“Listening to them, we got exposed to the possibility of different business ideas in Nepal. It also motivated us to concretise our idea and execute it,” shares Saurav.
After that, the duo researched different FMCG products (fast-moving consumer goods) that could be manufactured in Nepal. It is when Saurav proposed chocolates and they ended up with Yeju Chocolate Nepal.
They also thought of bringing some franchises of international chocolate brands but dropped it later deciding it was not easy. “We also realised if we can make quality chocolate here itself, there is no need to bring such a franchise,” says Saurav.
Most Nepalis are used to the taste of limited chocolate brands like Dairy Milk and KitKat whereas they are still unaware of the multiple varieties of chocolates such as bonbons and truffles that the international market offers.
“We thought if we could offer a new taste to chocolate lovers of Nepal, it would work out. Also, there aren’t any shops dedicated to chocolates in Nepal. There are shops for sweets, but not chocolates,” Saurav says. “All of these showed us the scope of the chocolate business in Nepal. Hence, Yeju Chocolate Nepal is born.”
They named it Yeju which means “loved ones” in the Newa language as people generally give chocolates to the people they love, according to Saloni.
Nonetheless, the one-year journey of Yeju Chocolate Nepal did not become as sweet as its products. Saloni says it was quite difficult to make her family okay with her getting involved in her own business as all of them were in salary-paying jobs.
“Nonetheless, I had my mother’s support from the beginning.”
Saurav, whose family is in the jewellery business, shares, “Although my family did doubt our business idea a bit initially, they fully back us now.”

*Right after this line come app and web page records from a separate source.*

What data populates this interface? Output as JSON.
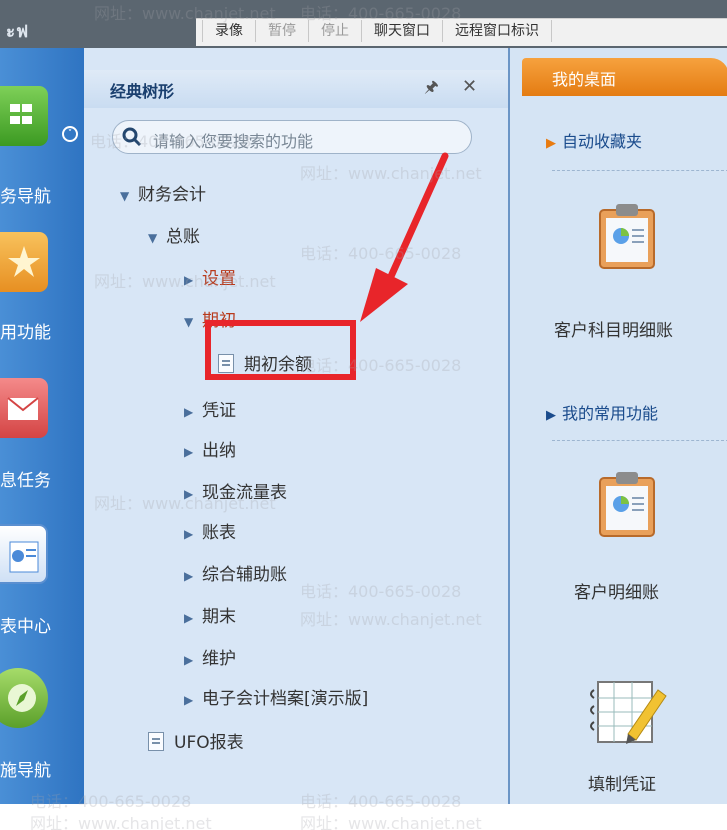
{
  "topbar": {
    "logo_text": "ะฟ",
    "toolbar_buttons": [
      {
        "label": "录像",
        "disabled": false
      },
      {
        "label": "暂停",
        "disabled": true
      },
      {
        "label": "停止",
        "disabled": true
      },
      {
        "label": "聊天窗口",
        "disabled": false
      },
      {
        "label": "远程窗口标识",
        "disabled": false
      }
    ]
  },
  "left_dock": {
    "items": [
      {
        "label": "务导航",
        "icon": "grid-icon",
        "color": "#4cae32"
      },
      {
        "label": "用功能",
        "icon": "star-icon",
        "color": "#f1a43a"
      },
      {
        "label": "息任务",
        "icon": "envelope-icon",
        "color": "#e86262"
      },
      {
        "label": "表中心",
        "icon": "report-icon",
        "color": "#4b8ad8"
      },
      {
        "label": "施导航",
        "icon": "compass-icon",
        "color": "#7cc242"
      }
    ]
  },
  "tree_panel": {
    "title": "经典树形",
    "search_placeholder": "请输入您要搜索的功能",
    "nodes": [
      {
        "label": "财务会计",
        "type": "expanded"
      },
      {
        "label": "总账",
        "type": "expanded"
      },
      {
        "label": "设置",
        "type": "collapsed"
      },
      {
        "label": "期初",
        "type": "expanded"
      },
      {
        "label": "期初余额",
        "type": "leaf"
      },
      {
        "label": "凭证",
        "type": "collapsed"
      },
      {
        "label": "出纳",
        "type": "collapsed"
      },
      {
        "label": "现金流量表",
        "type": "collapsed"
      },
      {
        "label": "账表",
        "type": "collapsed"
      },
      {
        "label": "综合辅助账",
        "type": "collapsed"
      },
      {
        "label": "期末",
        "type": "collapsed"
      },
      {
        "label": "维护",
        "type": "collapsed"
      },
      {
        "label": "电子会计档案[演示版]",
        "type": "collapsed"
      },
      {
        "label": "UFO报表",
        "type": "leaf"
      }
    ]
  },
  "desktop": {
    "tab_label": "我的桌面",
    "section_favorites": "自动收藏夹",
    "section_common": "我的常用功能",
    "apps": [
      {
        "label": "客户科目明细账",
        "icon": "clipboard-chart-icon"
      },
      {
        "label": "客户明细账",
        "icon": "clipboard-chart-icon"
      },
      {
        "label": "填制凭证",
        "icon": "notebook-pen-icon"
      }
    ]
  },
  "watermark": {
    "phone": "电话：400-665-0028",
    "site": "网址：www.chanjet.net"
  },
  "colors": {
    "accent_orange": "#e47c12",
    "highlight_red": "#e8252a",
    "panel_blue": "#d8e6f6",
    "dock_blue": "#2f74c2"
  }
}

“It was somehow difficult to make them come out of the 10-to-5 mentality. They didn’t understand how much time and dedication operating a business required,” expresses Saloni, “I faced some problems there. However, they are used to it now and are very supportive of what we do.”
Although Saloni had a related diploma, Yeju Chocolate Nepal found it difficult to implement the right ideas about chocolate making, ingredients, and places to source the ingredients. “After researching for quite a while, we knew that we needed to import raw materials from India,” says Saurav.
For this, they say they contacted one of their friends in India and imported them. “Still, we were not able to make quality chocolates; we wasted many chocolates and resources during that phase,” he recalls, “As we didn’t have a tempering machine, the texture of chocolates would not come smooth and perfect to match the quality of international chocolates.”
The duo, in total, invested around Rs 50,000 initially into Yeju Chocolate Nepal. Later, they also reinvested the earnings into it. Within one year of operation, the company has just reached the breakeven point.
“By now, we have imported a tempering machine to perfect the texture of the chocolate. Meanwhile, we also perfected chocolate-making skills by learning from online videos and experimenting,” says Saurav.
Slow and steady progress
Yeju Chocolate Nepal had started its operation with only three varieties, and today, it has over 20 types. The cost varies from Rs 30 to Rs 400.
“In the beginning, we gave it to our family, friends and relatives to try. They all liked it and supported our business through the word of mouth,” informs Saloni.
Saurav adds, “ We also participated in events held at Labim Mall on different occasions. Since then, we feel our reach has broadened. After that, many people started coming to us for chocolates. We also got corporate orders.”
In the meantime, Yeju Chocolate Nepal received an order on the occasion of Teacher’s Day; the customers wanted it to do something special. “Then, we decided to customise wrappers,” says Saurav. “We then printed the teacher’s photo on it along with some written messages then.”
Besides such occasions, the company has sold more chocolates in the wedding season also. Because it depends on the occasion, the sale, overall, regularly fluctuates.